If you’re arriving on the island from a far-flung destination, chances are you’ll be landing on the Dutch side’s Juliana International Airport – one of the largest airports in the Caribbean and a transfer hub to many of the smaller islands orbiting nearby.

As the Sintillating side of the border, Holland’s land claim gets continuously tweaked and tuned as it strives to be the ultimate holiday destination for adults. The construction laws are not particularly stringent, so the artificial landscape feels a bit Vegas-in-the-‘80s. The capital of the Dutch side is Philipsburg, a gridiron town along a wide arcing bay that mostly functions as an outdoor shopping mall for cruise-goers with cash to burn.

Those in the know used to say ‘sleep on the Dutch side, eat on the French side’, but this no longer holds true.
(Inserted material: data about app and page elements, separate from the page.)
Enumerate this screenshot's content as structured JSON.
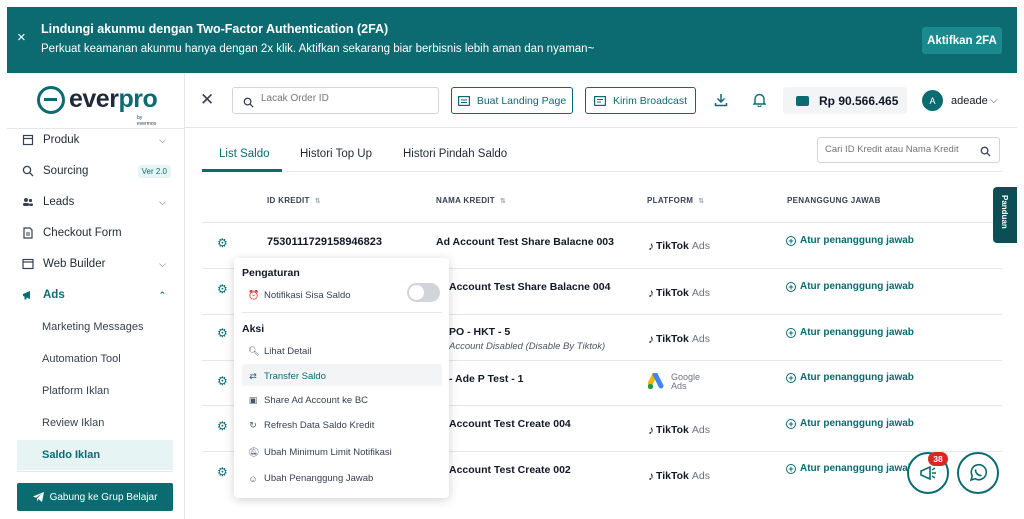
{
  "banner": {
    "title": "Lindungi akunmu dengan Two-Factor Authentication (2FA)",
    "description": "Perkuat keamanan akunmu hanya dengan 2x klik. Aktifkan sekarang biar berbisnis lebih aman dan nyaman~",
    "cta_label": "Aktifkan 2FA",
    "close_icon": "×"
  },
  "logo": {
    "text_ever": "ever",
    "text_pro": "pro",
    "by": "by evermos"
  },
  "sidebar": {
    "items": [
      {
        "label": "Produk"
      },
      {
        "label": "Sourcing",
        "badge": "Ver 2.0"
      },
      {
        "label": "Leads"
      },
      {
        "label": "Checkout Form"
      },
      {
        "label": "Web Builder"
      },
      {
        "label": "Ads"
      }
    ],
    "sub_items": [
      {
        "label": "Marketing Messages"
      },
      {
        "label": "Automation Tool"
      },
      {
        "label": "Platform Iklan"
      },
      {
        "label": "Review Iklan"
      },
      {
        "label": "Saldo Iklan"
      }
    ],
    "join_label": "Gabung ke Grup Belajar"
  },
  "header": {
    "search_placeholder": "Lacak Order ID",
    "btn_landing": "Buat Landing Page",
    "btn_broadcast": "Kirim Broadcast",
    "balance": "Rp 90.566.465",
    "avatar_initial": "A",
    "username": "adeade"
  },
  "tabs": [
    {
      "label": "List Saldo"
    },
    {
      "label": "Histori Top Up"
    },
    {
      "label": "Histori Pindah Saldo"
    }
  ],
  "table_search_placeholder": "Cari ID Kredit atau Nama Kredit",
  "table": {
    "columns": [
      "ID KREDIT",
      "NAMA KREDIT",
      "PLATFORM",
      "PENANGGUNG JAWAB"
    ],
    "rows": [
      {
        "id": "7530111729158946823",
        "name": "Ad Account Test Share Balacne 003",
        "sub": "",
        "platform": "TikTok",
        "action": "Atur penanggung jawab"
      },
      {
        "id": "",
        "name": "Account Test Share Balacne 004",
        "sub": "",
        "platform": "TikTok",
        "action": "Atur penanggung jawab"
      },
      {
        "id": "",
        "name": "PO - HKT - 5",
        "sub": "Account Disabled (Disable By Tiktok)",
        "platform": "TikTok",
        "action": "Atur penanggung jawab"
      },
      {
        "id": "",
        "name": "- Ade P Test - 1",
        "sub": "",
        "platform": "Google",
        "action": "Atur penanggung jawab"
      },
      {
        "id": "",
        "name": "Account Test Create 004",
        "sub": "",
        "platform": "TikTok",
        "action": "Atur penanggung jawab"
      },
      {
        "id": "",
        "name": "Account Test Create 002",
        "sub": "",
        "platform": "TikTok",
        "action": "Atur penanggung jawab"
      }
    ],
    "tiktok_brand": "TikTok",
    "tiktok_ads": "Ads",
    "google_brand": "Google",
    "google_ads": "Ads"
  },
  "popup": {
    "settings_title": "Pengaturan",
    "notif_label": "Notifikasi Sisa Saldo",
    "notif_enabled": false,
    "actions_title": "Aksi",
    "actions": [
      {
        "label": "Lihat Detail"
      },
      {
        "label": "Transfer Saldo"
      },
      {
        "label": "Share Ad Account ke BC"
      },
      {
        "label": "Refresh Data Saldo Kredit"
      },
      {
        "label": "Ubah Minimum Limit Notifikasi"
      },
      {
        "label": "Ubah Penanggung Jawab"
      }
    ]
  },
  "panduan_label": "Panduan",
  "fab_badge": "38",
  "colors": {
    "primary": "#0b6b71",
    "banner": "#0b6b71",
    "badge": "#dc2626"
  }
}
In the last few years many excellent restaurants have opened their doors here, giving the more traditional French dining venues a run for their money. Similarly, many boutique businesses have moved to the Dutch side from the French side to regain their large American client base. Although, on the other side of the equation, accommodation in Sint Maarten is gradually turning into one big mess of timeshares, so have a look at the lodging choices on the French side – even though they are priced in euros, you can still snag an excellent deal.

This section starts at the far end of the Dutch holding (relative to the airport) and works its way back from Philipsburg along the winding cobbled coast, past Simpson Bay and on through Maho Bay, Mullet Bay and Cupecoy Beach before crossing over onto the French half. Oyster Pond is split between both colonies.